INSTRUCTIONS FOR THE TASK: Among the entries below, find every line that contains the string "name", then copy it.

INPUT MATERIAL:
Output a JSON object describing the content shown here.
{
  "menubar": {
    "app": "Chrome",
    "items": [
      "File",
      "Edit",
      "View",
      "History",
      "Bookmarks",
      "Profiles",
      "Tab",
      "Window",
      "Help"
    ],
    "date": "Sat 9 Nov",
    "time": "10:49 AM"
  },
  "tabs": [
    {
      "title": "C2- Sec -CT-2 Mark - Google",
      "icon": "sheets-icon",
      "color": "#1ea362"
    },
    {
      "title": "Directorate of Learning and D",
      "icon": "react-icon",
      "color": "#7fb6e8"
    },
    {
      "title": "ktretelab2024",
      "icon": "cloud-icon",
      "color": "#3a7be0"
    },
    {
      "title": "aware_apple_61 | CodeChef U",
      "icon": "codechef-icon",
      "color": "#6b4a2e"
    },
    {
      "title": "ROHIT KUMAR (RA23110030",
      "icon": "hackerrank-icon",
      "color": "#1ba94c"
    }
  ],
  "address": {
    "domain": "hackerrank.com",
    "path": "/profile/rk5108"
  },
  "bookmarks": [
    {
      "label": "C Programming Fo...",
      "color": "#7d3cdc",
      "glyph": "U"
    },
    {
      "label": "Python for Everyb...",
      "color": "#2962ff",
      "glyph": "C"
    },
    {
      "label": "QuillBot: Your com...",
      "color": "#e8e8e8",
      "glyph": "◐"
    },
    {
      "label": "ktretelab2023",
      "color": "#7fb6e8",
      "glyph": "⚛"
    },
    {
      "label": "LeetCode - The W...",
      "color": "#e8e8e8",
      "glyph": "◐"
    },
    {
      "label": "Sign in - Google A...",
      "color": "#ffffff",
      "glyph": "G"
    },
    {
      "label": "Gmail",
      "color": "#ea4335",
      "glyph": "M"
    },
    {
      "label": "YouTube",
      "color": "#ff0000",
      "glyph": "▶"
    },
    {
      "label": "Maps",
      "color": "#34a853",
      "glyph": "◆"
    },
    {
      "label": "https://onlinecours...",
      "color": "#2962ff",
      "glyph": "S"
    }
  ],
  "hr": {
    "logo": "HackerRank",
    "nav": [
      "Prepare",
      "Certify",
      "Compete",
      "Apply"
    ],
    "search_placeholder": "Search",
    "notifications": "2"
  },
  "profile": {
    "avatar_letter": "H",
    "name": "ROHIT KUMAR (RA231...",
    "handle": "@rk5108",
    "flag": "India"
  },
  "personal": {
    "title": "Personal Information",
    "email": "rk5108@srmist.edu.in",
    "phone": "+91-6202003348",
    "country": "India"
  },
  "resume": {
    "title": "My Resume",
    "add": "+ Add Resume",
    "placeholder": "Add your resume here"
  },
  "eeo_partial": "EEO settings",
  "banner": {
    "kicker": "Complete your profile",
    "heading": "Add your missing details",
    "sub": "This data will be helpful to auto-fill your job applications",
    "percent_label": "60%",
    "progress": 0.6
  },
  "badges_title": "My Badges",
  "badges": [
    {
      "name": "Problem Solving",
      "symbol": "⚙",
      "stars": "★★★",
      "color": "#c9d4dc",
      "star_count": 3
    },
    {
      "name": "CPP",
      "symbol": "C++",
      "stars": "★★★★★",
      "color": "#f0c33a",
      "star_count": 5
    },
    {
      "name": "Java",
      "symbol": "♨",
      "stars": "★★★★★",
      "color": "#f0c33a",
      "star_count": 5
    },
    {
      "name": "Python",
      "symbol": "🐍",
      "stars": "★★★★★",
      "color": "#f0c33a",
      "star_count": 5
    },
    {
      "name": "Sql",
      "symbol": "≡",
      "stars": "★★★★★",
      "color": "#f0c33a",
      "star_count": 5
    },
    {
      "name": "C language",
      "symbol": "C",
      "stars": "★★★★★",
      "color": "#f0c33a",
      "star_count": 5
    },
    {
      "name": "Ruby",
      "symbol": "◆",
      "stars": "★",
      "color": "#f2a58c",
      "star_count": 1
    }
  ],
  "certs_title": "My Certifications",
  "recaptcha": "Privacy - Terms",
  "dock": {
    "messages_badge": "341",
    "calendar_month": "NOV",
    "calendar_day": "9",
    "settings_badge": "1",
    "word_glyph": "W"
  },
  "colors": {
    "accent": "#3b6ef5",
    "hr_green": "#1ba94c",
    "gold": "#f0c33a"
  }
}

RESPONSE AREA:
    "name": "ROHIT KUMAR (RA231...",
      "name": "Problem Solving",
      "name": "CPP",
      "name": "Java",
      "name": "Python",
      "name": "Sql",
      "name": "C language",
      "name": "Ruby",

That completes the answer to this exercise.